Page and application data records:
=== Begin Enclosure ===

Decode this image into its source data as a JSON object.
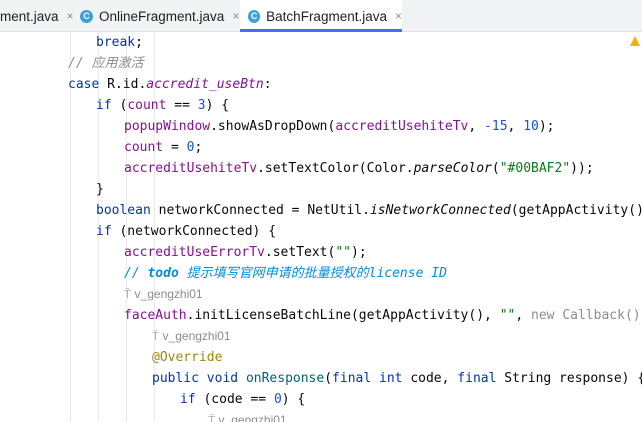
{
  "tabs": [
    {
      "label": "ment.java",
      "icon": "java-file-icon",
      "active": false
    },
    {
      "label": "OnlineFragment.java",
      "icon": "java-class-icon",
      "active": false
    },
    {
      "label": "BatchFragment.java",
      "icon": "java-class-icon",
      "active": true
    }
  ],
  "tab_close_glyph": "×",
  "class_icon_letter": "C",
  "inlay_author": "v_gengzhi01",
  "code": {
    "l1": {
      "t1": "break",
      "t2": ";"
    },
    "l2": {
      "t1": "// 应用激活"
    },
    "l3": {
      "t1": "case ",
      "t2": "R",
      "t3": ".",
      "t4": "id",
      "t5": ".",
      "t6": "accredit_useBtn",
      "t7": ":"
    },
    "l4": {
      "t1": "if ",
      "t2": "(",
      "t3": "count",
      "t4": " == ",
      "t5": "3",
      "t6": ") {"
    },
    "l5": {
      "t1": "popupWindow",
      "t2": ".showAsDropDown(",
      "t3": "accreditUsehiteTv",
      "t4": ", ",
      "t5": "-15",
      "t6": ", ",
      "t7": "10",
      "t8": ");"
    },
    "l6": {
      "t1": "count",
      "t2": " = ",
      "t3": "0",
      "t4": ";"
    },
    "l7": {
      "t1": "accreditUsehiteTv",
      "t2": ".setTextColor(Color.",
      "t3": "parseColor",
      "t4": "(",
      "t5": "\"#00BAF2\"",
      "t6": "));"
    },
    "l8": {
      "t1": "}"
    },
    "l9": {
      "t1": "boolean ",
      "t2": "networkConnected = NetUtil.",
      "t3": "isNetworkConnected",
      "t4": "(getAppActivity());"
    },
    "l10": {
      "t1": "if ",
      "t2": "(networkConnected) {"
    },
    "l11": {
      "t1": "accreditUseErrorTv",
      "t2": ".setText(",
      "t3": "\"\"",
      "t4": ");"
    },
    "l12": {
      "t1": "// ",
      "t2": "todo",
      "t3": " 提示填写官网申请的批量授权的license ID"
    },
    "l14": {
      "t1": "faceAuth",
      "t2": ".initLicenseBatchLine(getAppActivity(), ",
      "t3": "\"\"",
      "t4": ", ",
      "t5": "new ",
      "t6": "Callback() {"
    },
    "l16": {
      "t1": "@Override"
    },
    "l17": {
      "t1": "public ",
      "t2": "void ",
      "t3": "onResponse",
      "t4": "(",
      "t5": "final ",
      "t6": "int ",
      "t7": "code, ",
      "t8": "final ",
      "t9": "String response) {"
    },
    "l18": {
      "t1": "if ",
      "t2": "(code == ",
      "t3": "0",
      "t4": ") {"
    }
  }
}
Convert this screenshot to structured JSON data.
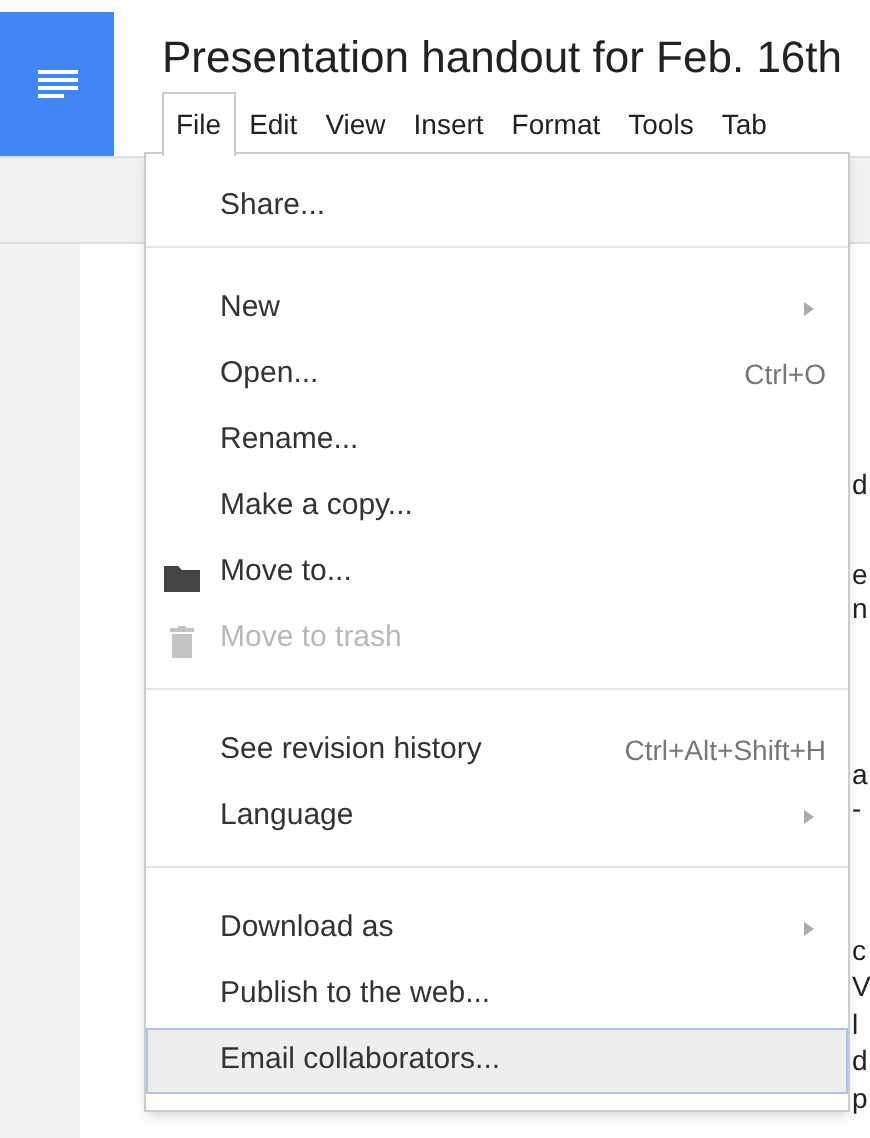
{
  "title": "Presentation handout for Feb. 16th",
  "menubar": [
    {
      "label": "File",
      "selected": true
    },
    {
      "label": "Edit",
      "selected": false
    },
    {
      "label": "View",
      "selected": false
    },
    {
      "label": "Insert",
      "selected": false
    },
    {
      "label": "Format",
      "selected": false
    },
    {
      "label": "Tools",
      "selected": false
    },
    {
      "label": "Tab",
      "selected": false
    }
  ],
  "document_fragments": [
    "d",
    "e",
    "n",
    "a",
    "-",
    "c",
    "V",
    "l",
    "d",
    "p"
  ],
  "file_menu": [
    {
      "kind": "group",
      "items": [
        {
          "label": "Share...",
          "disabled": false,
          "selected": false
        }
      ]
    },
    {
      "kind": "group",
      "items": [
        {
          "label": "New",
          "kind": "submenu",
          "disabled": false,
          "selected": false
        },
        {
          "label": "Open...",
          "shortcut": "Ctrl+O",
          "disabled": false,
          "selected": false
        },
        {
          "label": "Rename...",
          "disabled": false,
          "selected": false
        },
        {
          "label": "Make a copy...",
          "disabled": false,
          "selected": false
        },
        {
          "label": "Move to...",
          "kind": "folder",
          "disabled": false,
          "selected": false
        },
        {
          "label": "Move to trash",
          "kind": "trash",
          "disabled": true,
          "selected": false
        }
      ]
    },
    {
      "kind": "group",
      "items": [
        {
          "label": "See revision history",
          "shortcut": "Ctrl+Alt+Shift+H",
          "disabled": false,
          "selected": false
        },
        {
          "label": "Language",
          "kind": "submenu",
          "disabled": false,
          "selected": false
        }
      ]
    },
    {
      "kind": "group",
      "items": [
        {
          "label": "Download as",
          "kind": "submenu",
          "disabled": false,
          "selected": false
        },
        {
          "label": "Publish to the web...",
          "disabled": false,
          "selected": false
        },
        {
          "label": "Email collaborators...",
          "disabled": false,
          "selected": true
        }
      ]
    }
  ]
}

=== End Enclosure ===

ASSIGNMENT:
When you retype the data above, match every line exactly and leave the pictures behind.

ANSWER SECTION:
Decode this image into its source data as a JSON object.
{
  "tabs": [
    {
      "label": "ment.java",
      "icon": "java-file-icon",
      "active": false
    },
    {
      "label": "OnlineFragment.java",
      "icon": "java-class-icon",
      "active": false
    },
    {
      "label": "BatchFragment.java",
      "icon": "java-class-icon",
      "active": true
    }
  ],
  "tab_close_glyph": "×",
  "class_icon_letter": "C",
  "inlay_author": "v_gengzhi01",
  "code": {
    "l1": {
      "t1": "break",
      "t2": ";"
    },
    "l2": {
      "t1": "// 应用激活"
    },
    "l3": {
      "t1": "case ",
      "t2": "R",
      "t3": ".",
      "t4": "id",
      "t5": ".",
      "t6": "accredit_useBtn",
      "t7": ":"
    },
    "l4": {
      "t1": "if ",
      "t2": "(",
      "t3": "count",
      "t4": " == ",
      "t5": "3",
      "t6": ") {"
    },
    "l5": {
      "t1": "popupWindow",
      "t2": ".showAsDropDown(",
      "t3": "accreditUsehiteTv",
      "t4": ", ",
      "t5": "-15",
      "t6": ", ",
      "t7": "10",
      "t8": ");"
    },
    "l6": {
      "t1": "count",
      "t2": " = ",
      "t3": "0",
      "t4": ";"
    },
    "l7": {
      "t1": "accreditUsehiteTv",
      "t2": ".setTextColor(Color.",
      "t3": "parseColor",
      "t4": "(",
      "t5": "\"#00BAF2\"",
      "t6": "));"
    },
    "l8": {
      "t1": "}"
    },
    "l9": {
      "t1": "boolean ",
      "t2": "networkConnected = NetUtil.",
      "t3": "isNetworkConnected",
      "t4": "(getAppActivity());"
    },
    "l10": {
      "t1": "if ",
      "t2": "(networkConnected) {"
    },
    "l11": {
      "t1": "accreditUseErrorTv",
      "t2": ".setText(",
      "t3": "\"\"",
      "t4": ");"
    },
    "l12": {
      "t1": "// ",
      "t2": "todo",
      "t3": " 提示填写官网申请的批量授权的license ID"
    },
    "l14": {
      "t1": "faceAuth",
      "t2": ".initLicenseBatchLine(getAppActivity(), ",
      "t3": "\"\"",
      "t4": ", ",
      "t5": "new ",
      "t6": "Callback() {"
    },
    "l16": {
      "t1": "@Override"
    },
    "l17": {
      "t1": "public ",
      "t2": "void ",
      "t3": "onResponse",
      "t4": "(",
      "t5": "final ",
      "t6": "int ",
      "t7": "code, ",
      "t8": "final ",
      "t9": "String response) {"
    },
    "l18": {
      "t1": "if ",
      "t2": "(code == ",
      "t3": "0",
      "t4": ") {"
    }
  }
}
Convert this screenshot to structured JSON data.
{
  "title": "Presentation handout for Feb. 16th",
  "menubar": [
    {
      "label": "File",
      "selected": true
    },
    {
      "label": "Edit",
      "selected": false
    },
    {
      "label": "View",
      "selected": false
    },
    {
      "label": "Insert",
      "selected": false
    },
    {
      "label": "Format",
      "selected": false
    },
    {
      "label": "Tools",
      "selected": false
    },
    {
      "label": "Tab",
      "selected": false
    }
  ],
  "document_fragments": [
    "d",
    "e",
    "n",
    "a",
    "-",
    "c",
    "V",
    "l",
    "d",
    "p"
  ],
  "file_menu": [
    {
      "kind": "group",
      "items": [
        {
          "label": "Share...",
          "disabled": false,
          "selected": false
        }
      ]
    },
    {
      "kind": "group",
      "items": [
        {
          "label": "New",
          "kind": "submenu",
          "disabled": false,
          "selected": false
        },
        {
          "label": "Open...",
          "shortcut": "Ctrl+O",
          "disabled": false,
          "selected": false
        },
        {
          "label": "Rename...",
          "disabled": false,
          "selected": false
        },
        {
          "label": "Make a copy...",
          "disabled": false,
          "selected": false
        },
        {
          "label": "Move to...",
          "kind": "folder",
          "disabled": false,
          "selected": false
        },
        {
          "label": "Move to trash",
          "kind": "trash",
          "disabled": true,
          "selected": false
        }
      ]
    },
    {
      "kind": "group",
      "items": [
        {
          "label": "See revision history",
          "shortcut": "Ctrl+Alt+Shift+H",
          "disabled": false,
          "selected": false
        },
        {
          "label": "Language",
          "kind": "submenu",
          "disabled": false,
          "selected": false
        }
      ]
    },
    {
      "kind": "group",
      "items": [
        {
          "label": "Download as",
          "kind": "submenu",
          "disabled": false,
          "selected": false
        },
        {
          "label": "Publish to the web...",
          "disabled": false,
          "selected": false
        },
        {
          "label": "Email collaborators...",
          "disabled": false,
          "selected": true
        }
      ]
    }
  ]
}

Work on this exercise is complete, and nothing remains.